> **Exercise brief**: From the entries below, say how many lines carry the word "days", and give nothing but the number.

···

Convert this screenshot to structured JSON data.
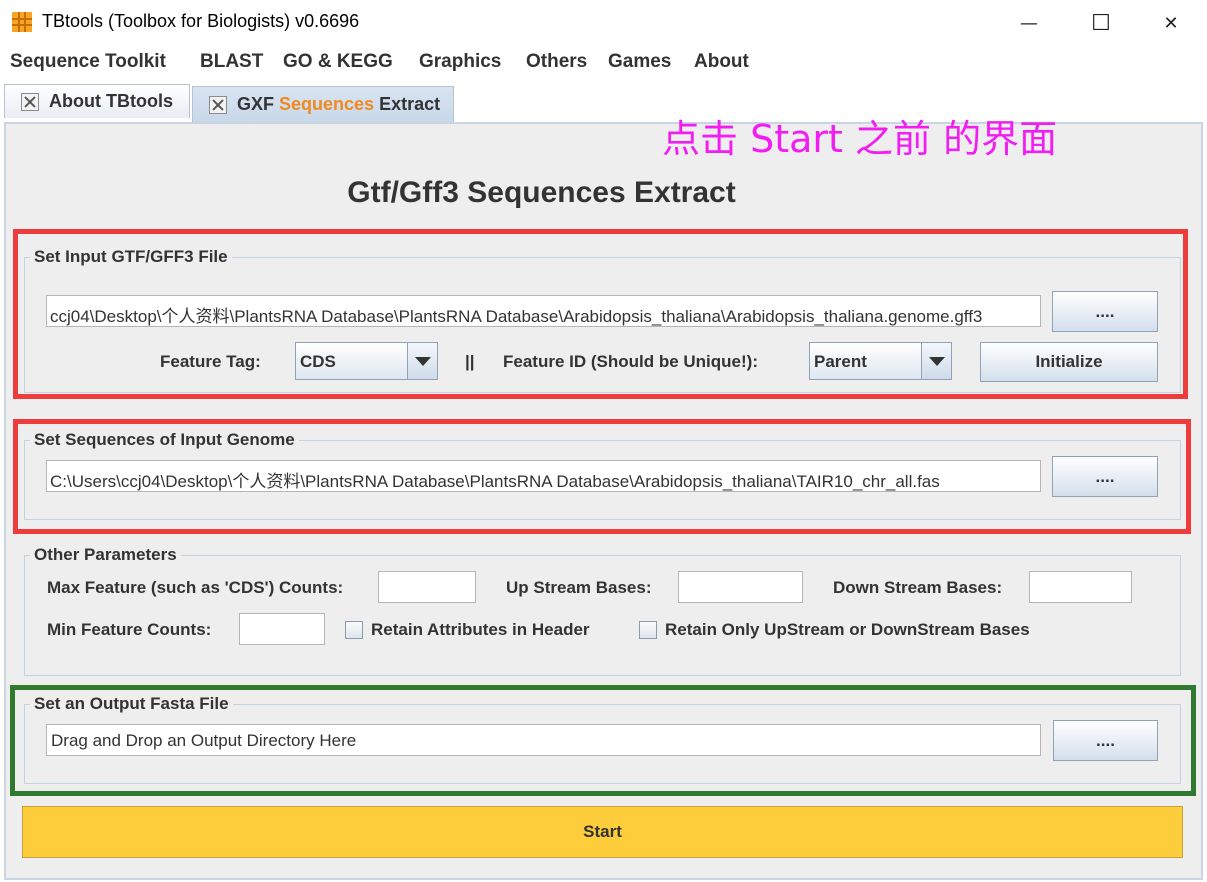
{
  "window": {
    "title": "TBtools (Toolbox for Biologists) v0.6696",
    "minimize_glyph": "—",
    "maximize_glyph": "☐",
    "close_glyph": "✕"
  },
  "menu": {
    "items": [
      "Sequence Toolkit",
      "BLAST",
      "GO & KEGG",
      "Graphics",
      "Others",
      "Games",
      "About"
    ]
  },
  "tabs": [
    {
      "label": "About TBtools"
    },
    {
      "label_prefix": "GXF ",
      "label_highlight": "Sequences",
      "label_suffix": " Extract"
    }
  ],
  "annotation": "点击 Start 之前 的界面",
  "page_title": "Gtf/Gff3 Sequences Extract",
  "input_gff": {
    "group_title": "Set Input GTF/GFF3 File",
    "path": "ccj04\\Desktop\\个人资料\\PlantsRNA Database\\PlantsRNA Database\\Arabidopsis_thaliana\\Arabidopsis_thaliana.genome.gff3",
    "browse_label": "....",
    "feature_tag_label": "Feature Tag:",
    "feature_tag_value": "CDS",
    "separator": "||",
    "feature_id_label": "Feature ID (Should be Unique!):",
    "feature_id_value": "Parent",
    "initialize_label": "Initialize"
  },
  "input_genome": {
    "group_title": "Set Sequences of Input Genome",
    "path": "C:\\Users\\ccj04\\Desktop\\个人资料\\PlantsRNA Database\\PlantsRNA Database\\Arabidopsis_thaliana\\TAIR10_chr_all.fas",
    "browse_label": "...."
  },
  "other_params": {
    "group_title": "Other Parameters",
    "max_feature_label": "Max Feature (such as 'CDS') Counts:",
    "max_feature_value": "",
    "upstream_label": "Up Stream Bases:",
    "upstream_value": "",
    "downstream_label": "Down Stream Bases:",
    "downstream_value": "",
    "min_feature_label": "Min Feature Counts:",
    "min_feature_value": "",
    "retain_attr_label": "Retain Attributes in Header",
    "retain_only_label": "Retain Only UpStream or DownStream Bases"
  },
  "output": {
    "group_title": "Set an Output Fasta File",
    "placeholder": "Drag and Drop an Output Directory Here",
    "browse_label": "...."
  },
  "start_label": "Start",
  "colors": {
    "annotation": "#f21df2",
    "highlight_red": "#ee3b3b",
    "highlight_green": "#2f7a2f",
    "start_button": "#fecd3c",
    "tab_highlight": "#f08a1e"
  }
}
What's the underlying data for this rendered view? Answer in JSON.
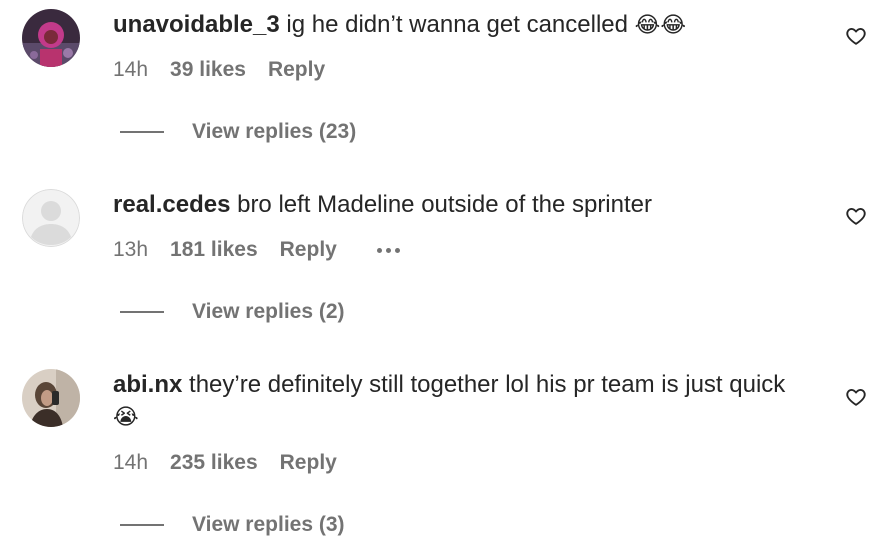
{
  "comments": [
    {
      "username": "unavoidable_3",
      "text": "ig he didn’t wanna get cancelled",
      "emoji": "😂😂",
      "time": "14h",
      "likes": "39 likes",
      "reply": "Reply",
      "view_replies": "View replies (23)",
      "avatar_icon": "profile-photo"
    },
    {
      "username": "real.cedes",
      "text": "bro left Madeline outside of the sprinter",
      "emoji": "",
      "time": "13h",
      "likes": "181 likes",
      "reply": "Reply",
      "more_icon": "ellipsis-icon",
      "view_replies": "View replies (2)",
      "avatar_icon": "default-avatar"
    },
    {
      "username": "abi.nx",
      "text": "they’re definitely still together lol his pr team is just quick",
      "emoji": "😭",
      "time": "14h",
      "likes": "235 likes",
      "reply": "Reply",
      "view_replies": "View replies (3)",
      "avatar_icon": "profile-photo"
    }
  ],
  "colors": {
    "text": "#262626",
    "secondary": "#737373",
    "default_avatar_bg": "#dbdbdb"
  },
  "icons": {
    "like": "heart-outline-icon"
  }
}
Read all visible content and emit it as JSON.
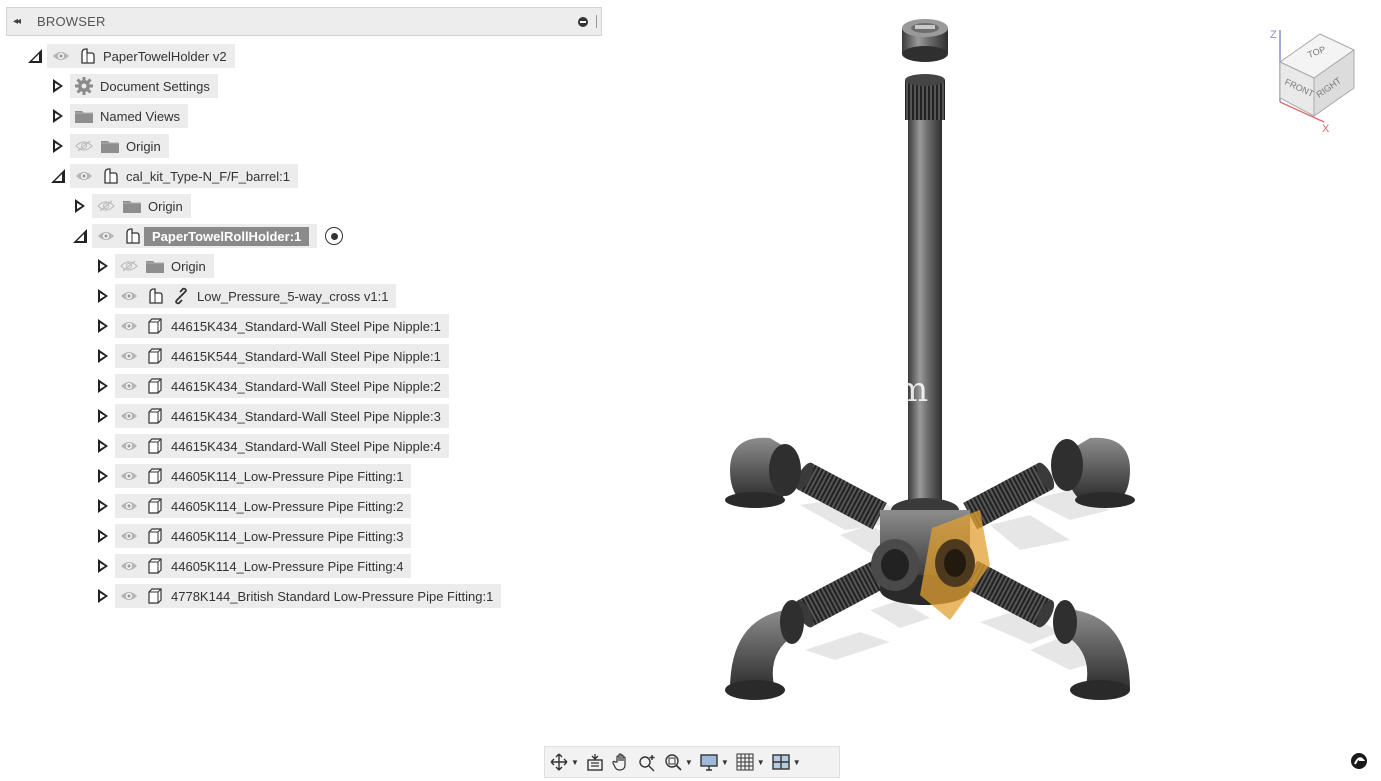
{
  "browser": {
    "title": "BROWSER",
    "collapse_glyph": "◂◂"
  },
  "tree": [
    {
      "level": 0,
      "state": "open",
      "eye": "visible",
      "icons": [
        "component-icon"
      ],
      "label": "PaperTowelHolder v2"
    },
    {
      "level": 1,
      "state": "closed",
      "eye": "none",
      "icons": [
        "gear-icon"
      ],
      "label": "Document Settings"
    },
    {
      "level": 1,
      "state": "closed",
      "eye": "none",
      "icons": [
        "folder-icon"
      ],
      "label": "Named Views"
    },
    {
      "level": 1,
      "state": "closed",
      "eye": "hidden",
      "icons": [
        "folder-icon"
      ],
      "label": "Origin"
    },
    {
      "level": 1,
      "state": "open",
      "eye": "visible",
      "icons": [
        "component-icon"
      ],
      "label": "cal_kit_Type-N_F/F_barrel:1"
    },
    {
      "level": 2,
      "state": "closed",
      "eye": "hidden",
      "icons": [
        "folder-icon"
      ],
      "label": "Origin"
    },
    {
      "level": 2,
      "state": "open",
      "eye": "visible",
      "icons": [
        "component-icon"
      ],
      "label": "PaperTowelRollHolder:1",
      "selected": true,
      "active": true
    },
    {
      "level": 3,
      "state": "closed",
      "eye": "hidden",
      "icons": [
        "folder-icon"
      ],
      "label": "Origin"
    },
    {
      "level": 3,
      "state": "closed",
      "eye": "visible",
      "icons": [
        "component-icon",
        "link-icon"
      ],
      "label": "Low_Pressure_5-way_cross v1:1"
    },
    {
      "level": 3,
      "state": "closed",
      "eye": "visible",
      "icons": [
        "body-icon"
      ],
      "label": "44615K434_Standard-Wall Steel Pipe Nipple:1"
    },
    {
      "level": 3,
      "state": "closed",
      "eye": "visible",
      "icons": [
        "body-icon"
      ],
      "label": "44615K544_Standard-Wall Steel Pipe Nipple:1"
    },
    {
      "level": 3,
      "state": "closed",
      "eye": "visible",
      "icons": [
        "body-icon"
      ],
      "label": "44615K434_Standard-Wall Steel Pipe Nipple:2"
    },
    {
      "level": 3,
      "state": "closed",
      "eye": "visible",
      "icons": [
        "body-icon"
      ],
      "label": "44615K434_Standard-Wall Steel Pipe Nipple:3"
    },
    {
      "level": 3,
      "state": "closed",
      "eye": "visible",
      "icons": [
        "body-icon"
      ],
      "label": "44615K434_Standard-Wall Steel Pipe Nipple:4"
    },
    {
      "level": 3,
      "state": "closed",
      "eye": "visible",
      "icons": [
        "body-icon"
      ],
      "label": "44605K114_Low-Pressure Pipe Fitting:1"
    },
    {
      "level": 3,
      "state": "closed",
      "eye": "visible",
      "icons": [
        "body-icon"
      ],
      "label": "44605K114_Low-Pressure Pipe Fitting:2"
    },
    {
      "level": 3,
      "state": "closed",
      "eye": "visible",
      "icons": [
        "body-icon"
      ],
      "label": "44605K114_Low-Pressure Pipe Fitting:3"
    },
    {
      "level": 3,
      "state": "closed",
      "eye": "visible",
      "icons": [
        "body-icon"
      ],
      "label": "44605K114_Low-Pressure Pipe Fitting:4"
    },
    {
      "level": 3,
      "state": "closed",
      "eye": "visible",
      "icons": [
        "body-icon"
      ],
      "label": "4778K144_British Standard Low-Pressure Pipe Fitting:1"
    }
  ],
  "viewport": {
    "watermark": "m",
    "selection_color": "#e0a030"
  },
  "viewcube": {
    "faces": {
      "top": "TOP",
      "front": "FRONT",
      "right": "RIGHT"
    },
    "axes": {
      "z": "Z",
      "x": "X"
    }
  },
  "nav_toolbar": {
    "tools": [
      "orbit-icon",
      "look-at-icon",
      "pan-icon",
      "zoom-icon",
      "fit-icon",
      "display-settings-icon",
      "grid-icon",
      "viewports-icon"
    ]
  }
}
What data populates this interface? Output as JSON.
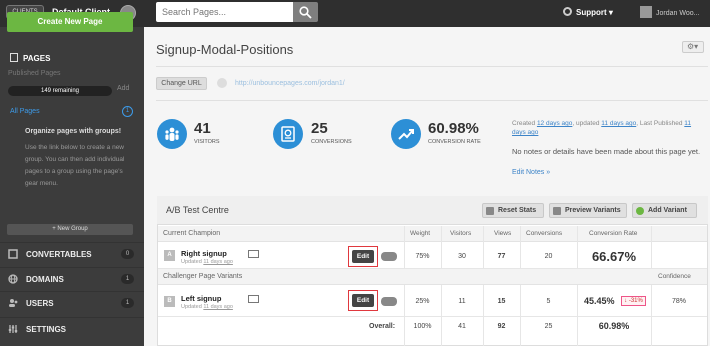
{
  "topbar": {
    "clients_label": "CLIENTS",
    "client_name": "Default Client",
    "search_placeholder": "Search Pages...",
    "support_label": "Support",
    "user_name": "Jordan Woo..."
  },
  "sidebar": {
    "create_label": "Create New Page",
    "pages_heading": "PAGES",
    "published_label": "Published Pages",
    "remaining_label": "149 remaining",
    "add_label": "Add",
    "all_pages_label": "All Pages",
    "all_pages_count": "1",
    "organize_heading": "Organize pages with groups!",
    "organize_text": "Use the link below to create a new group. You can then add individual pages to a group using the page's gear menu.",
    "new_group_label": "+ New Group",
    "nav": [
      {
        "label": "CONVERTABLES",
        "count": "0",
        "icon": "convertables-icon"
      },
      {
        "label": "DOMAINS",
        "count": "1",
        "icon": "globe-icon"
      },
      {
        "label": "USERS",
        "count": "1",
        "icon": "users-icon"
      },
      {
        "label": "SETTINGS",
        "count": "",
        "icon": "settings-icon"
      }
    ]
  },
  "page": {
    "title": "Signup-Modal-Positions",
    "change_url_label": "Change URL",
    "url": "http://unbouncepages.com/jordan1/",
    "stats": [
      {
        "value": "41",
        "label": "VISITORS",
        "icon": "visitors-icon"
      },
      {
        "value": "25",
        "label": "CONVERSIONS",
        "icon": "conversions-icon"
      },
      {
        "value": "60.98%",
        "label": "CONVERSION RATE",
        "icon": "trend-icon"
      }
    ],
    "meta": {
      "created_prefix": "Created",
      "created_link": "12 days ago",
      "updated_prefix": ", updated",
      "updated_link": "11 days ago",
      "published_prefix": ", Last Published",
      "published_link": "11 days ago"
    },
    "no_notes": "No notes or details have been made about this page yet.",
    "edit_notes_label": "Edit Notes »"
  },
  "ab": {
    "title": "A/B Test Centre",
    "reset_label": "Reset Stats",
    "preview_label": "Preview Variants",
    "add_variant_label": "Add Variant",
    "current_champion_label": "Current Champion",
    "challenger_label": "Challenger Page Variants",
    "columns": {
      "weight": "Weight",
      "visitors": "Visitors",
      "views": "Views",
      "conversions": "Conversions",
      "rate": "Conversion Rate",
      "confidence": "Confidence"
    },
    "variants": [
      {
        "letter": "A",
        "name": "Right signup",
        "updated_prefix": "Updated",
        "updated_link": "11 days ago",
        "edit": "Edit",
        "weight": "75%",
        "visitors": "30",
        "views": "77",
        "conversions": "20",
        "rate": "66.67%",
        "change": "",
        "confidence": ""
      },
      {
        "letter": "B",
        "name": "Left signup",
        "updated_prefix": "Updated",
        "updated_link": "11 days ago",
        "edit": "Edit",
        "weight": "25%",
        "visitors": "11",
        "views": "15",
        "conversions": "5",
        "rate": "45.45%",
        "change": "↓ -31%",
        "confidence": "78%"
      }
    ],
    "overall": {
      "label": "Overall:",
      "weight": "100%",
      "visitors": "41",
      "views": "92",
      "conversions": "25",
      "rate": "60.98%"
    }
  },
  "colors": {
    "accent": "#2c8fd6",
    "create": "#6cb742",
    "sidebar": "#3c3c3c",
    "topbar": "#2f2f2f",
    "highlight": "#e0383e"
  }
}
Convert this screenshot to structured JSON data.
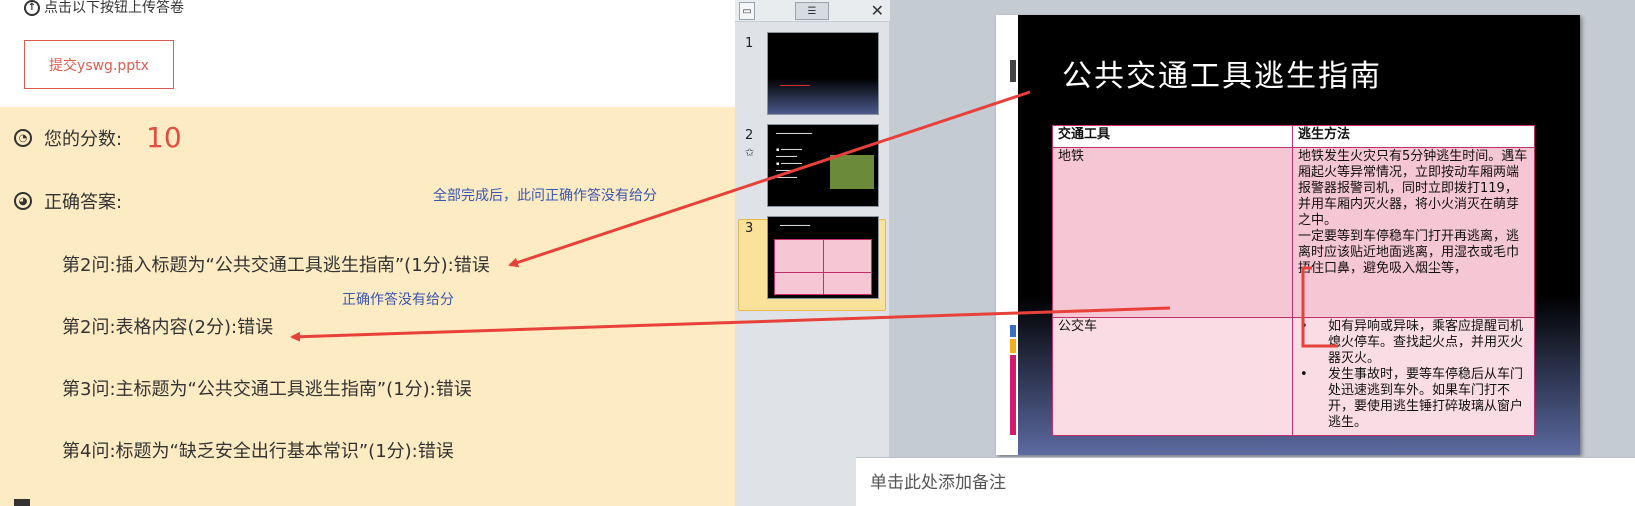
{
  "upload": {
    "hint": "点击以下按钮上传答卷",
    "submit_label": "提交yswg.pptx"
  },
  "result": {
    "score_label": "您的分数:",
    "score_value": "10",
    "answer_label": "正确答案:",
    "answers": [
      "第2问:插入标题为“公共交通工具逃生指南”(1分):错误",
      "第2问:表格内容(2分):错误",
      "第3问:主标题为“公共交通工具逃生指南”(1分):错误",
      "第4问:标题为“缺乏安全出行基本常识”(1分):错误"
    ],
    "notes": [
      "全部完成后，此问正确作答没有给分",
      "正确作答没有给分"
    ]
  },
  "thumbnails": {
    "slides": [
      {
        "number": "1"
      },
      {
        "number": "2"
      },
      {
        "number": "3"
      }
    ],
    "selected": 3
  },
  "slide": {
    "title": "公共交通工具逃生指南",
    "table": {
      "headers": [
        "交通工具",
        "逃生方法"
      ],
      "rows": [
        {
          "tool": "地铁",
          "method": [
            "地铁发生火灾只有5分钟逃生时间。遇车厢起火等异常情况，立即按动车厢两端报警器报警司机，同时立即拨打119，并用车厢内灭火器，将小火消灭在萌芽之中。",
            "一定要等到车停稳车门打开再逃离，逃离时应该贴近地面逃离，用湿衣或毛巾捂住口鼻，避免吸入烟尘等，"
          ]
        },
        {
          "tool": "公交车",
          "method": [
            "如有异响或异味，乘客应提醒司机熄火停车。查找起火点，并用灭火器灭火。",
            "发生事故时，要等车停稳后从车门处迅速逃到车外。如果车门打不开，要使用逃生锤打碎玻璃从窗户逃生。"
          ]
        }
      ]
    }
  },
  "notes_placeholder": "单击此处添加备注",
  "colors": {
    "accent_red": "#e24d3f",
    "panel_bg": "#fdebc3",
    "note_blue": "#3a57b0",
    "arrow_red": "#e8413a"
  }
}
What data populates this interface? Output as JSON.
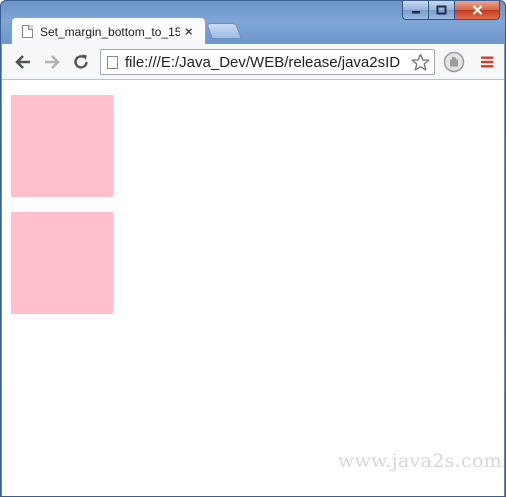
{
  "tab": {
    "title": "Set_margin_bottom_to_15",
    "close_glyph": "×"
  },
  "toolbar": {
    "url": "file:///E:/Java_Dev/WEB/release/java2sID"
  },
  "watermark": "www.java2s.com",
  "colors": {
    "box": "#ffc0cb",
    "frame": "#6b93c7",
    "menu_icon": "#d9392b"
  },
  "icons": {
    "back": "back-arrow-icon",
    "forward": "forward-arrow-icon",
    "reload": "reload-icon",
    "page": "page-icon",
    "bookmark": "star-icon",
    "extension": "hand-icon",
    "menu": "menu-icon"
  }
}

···

> **Reply**: 5